On Adams’ first day in office on Saturday, he signed an executive order extending his predecessor Bill de Blasio’s “Key to NYC” policies. Those include requirements for people to show proof of vaccination at most indoor settings and a controversial mandate for on-site employees at private businesses to get jabbed.
New York City logged 49,724 positive COVID-19 tests on Friday, according to Gov. Kathy Hochul’s office, a new daily record as the omicron variant of the virus continued to prompt an alarming nationwide spike.
Adams, who rode a Citi Bike to ABC’s studio on Sunday, said the city’s response would evolve with changes in the pandemic.
“If we close down our city, it is as dangerous as COVID,” he said. “That’s what our focus must be — so that proper balance of safety, keeping our economy operating is going to allow us to get through that.”
Roughly 4 out of 5 New Yorkers have gotten at least one vaccine shot, according to the city Health Department.
The mayor used blunt language to urge holdouts to get jabbed.
“I say to those who are not vaccinated: stop it,” he said. “It’s time to get vaccinated. It’s time to have the booster shots. You’re endangering yourselves and you’re endangering the public and your family, as well.”
City schools are set to reopen on Monday after the winter break.

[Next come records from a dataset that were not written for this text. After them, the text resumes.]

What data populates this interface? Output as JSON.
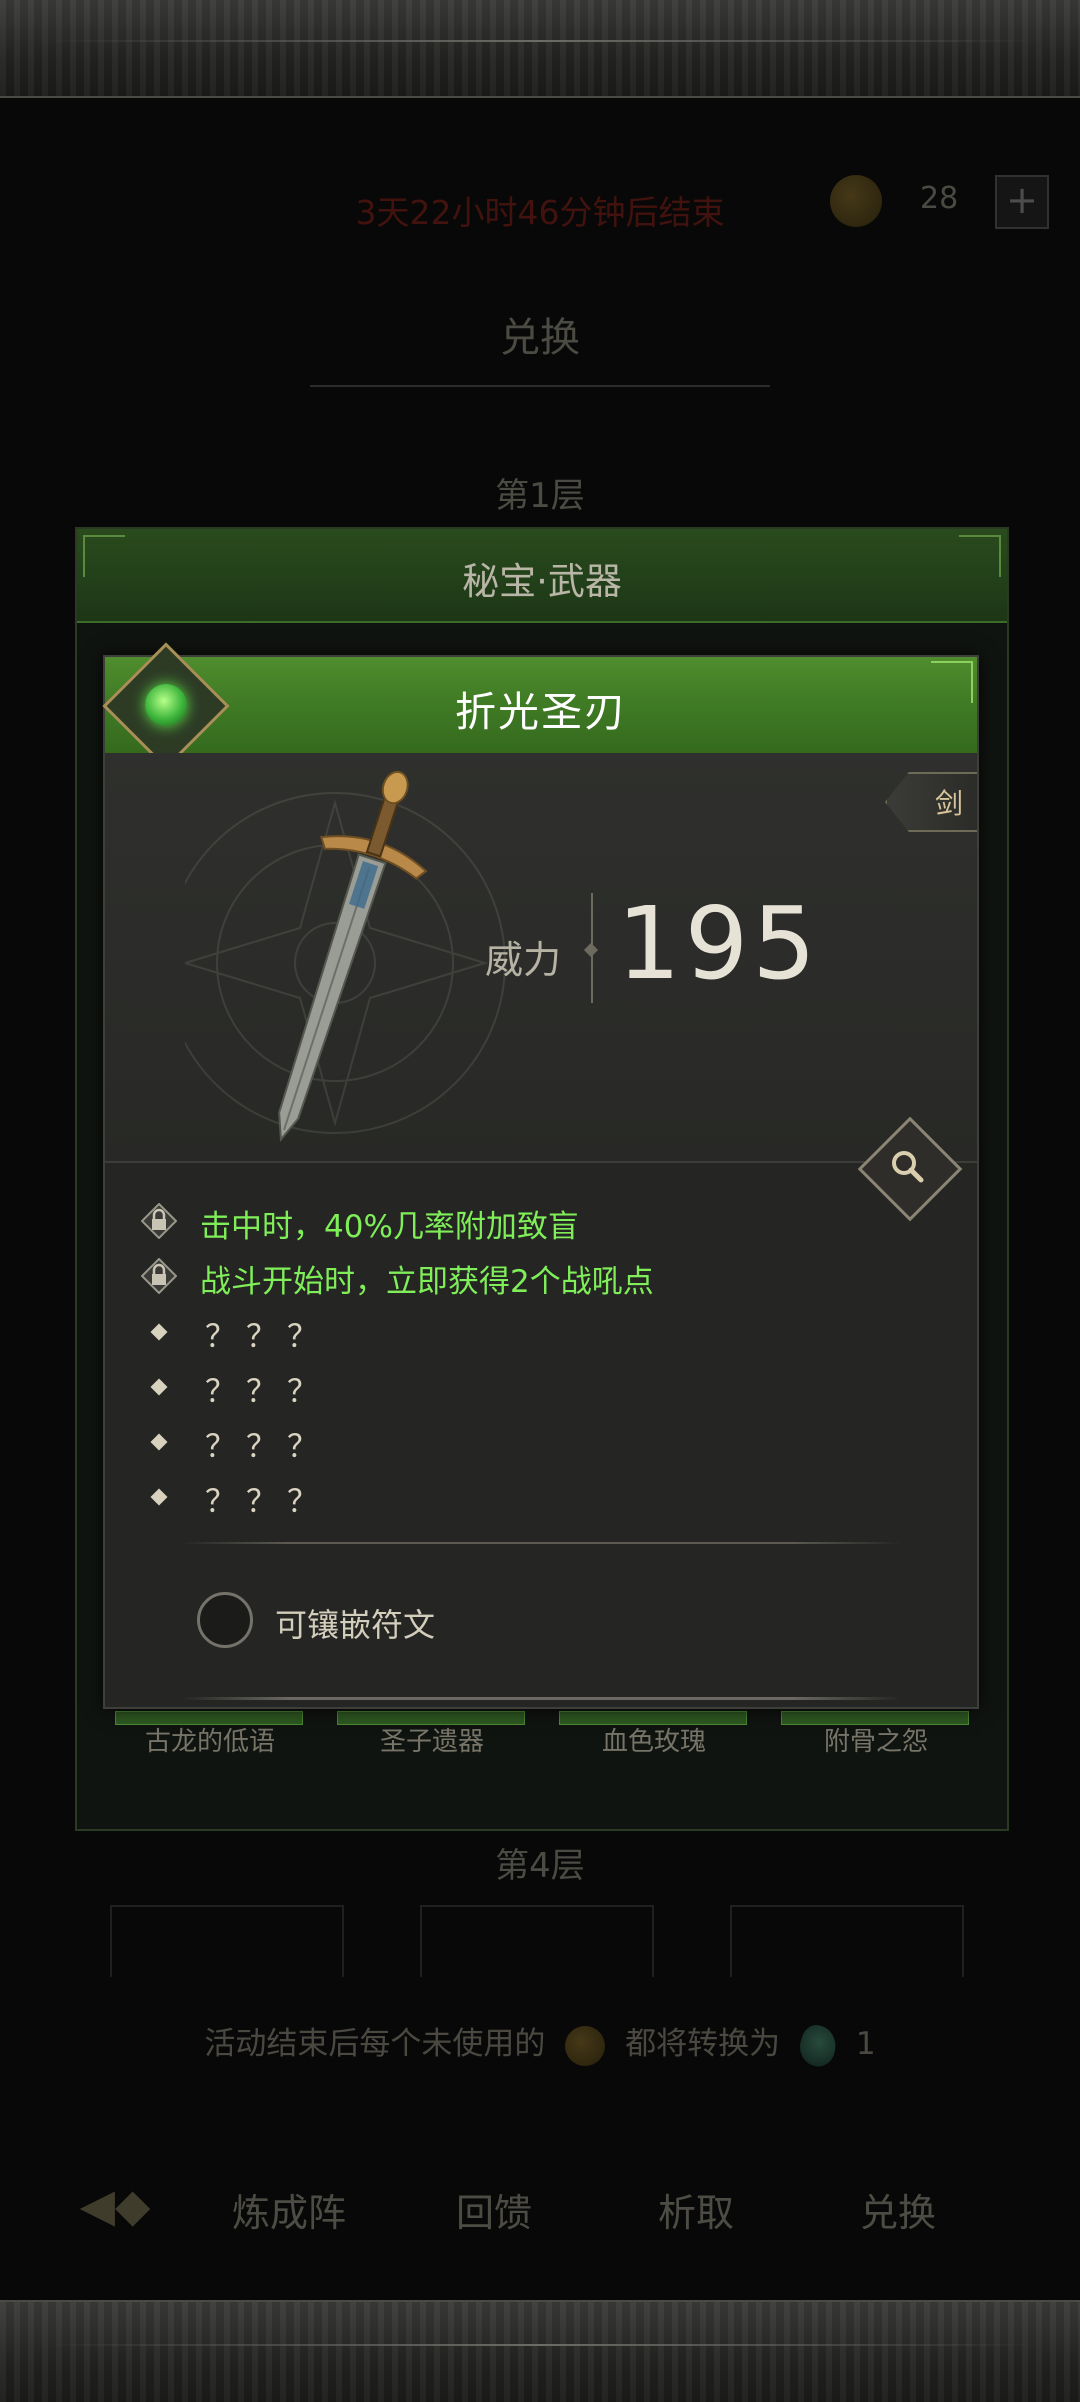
{
  "background": {
    "timer": "3天22小时46分钟后结束",
    "currency_count": "28",
    "plus_label": "+",
    "exchange_title": "兑换",
    "layer_1": "第1层",
    "layer_4": "第4层",
    "note_before": "活动结束后每个未使用的",
    "note_after": "都将转换为",
    "note_count": "1",
    "nav_back": "◀◆",
    "nav_tabs": [
      "炼成阵",
      "回馈",
      "析取",
      "兑换"
    ],
    "outer_item_labels": [
      "古龙的低语",
      "圣子遗器",
      "血色玫瑰",
      "附骨之怨"
    ]
  },
  "outer_panel": {
    "title": "秘宝·武器"
  },
  "item": {
    "name": "折光圣刃",
    "type": "剑",
    "power_label": "威力",
    "power_value": "195",
    "effects_unlocked": [
      "击中时，40%几率附加致盲",
      "战斗开始时，立即获得2个战吼点"
    ],
    "effects_locked": [
      "？？？",
      "？？？",
      "？？？",
      "？？？"
    ],
    "rune_label": "可镶嵌符文"
  },
  "colors": {
    "header_green": "#3f7a24",
    "effect_green": "#7fee58",
    "timer_red": "#c0281f",
    "card_bg": "#252624"
  },
  "icons": {
    "emblem": "green-gem-emblem-icon",
    "zoom": "magnifier-icon",
    "lock": "lock-icon",
    "coin": "coin-icon",
    "gem": "gem-icon"
  }
}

“Fear not sending them back,” Adams said, addressing parents. “The stats are clear: the safest place for children is inside the school.”
Adams begins his term as the city is facing a number of daunting challenges from the pandemic to rising crime.
Last year, the Big Apple logged nearly 500 murders for the first time in a decade.
Nevertheless, the mayor has been playing a booster role in public, insisting that “New York is back” at his swearing-in at Times Square after the stroke of midnight on New Year’s Day.
Adams on Sunday compared the current crises to the aftermath of 9/11.
“I could always reflect on Sept. 11, 2001,” he told MSNBC. “People looked at our city and they focused on the 11th. I didn’t. I focused on the 12th. We got up, retailers sold goods, teachers taught, builders built.
“And that’s where we are now. These moments may seem dark … but we’re resilient and we’re going to cycle out of COVID, regrow our economy and ensure that our city is safe.”
©2022 New York Daily News. Visit at nydailynews.com. Distributed by Tribune Content Agency, LLC.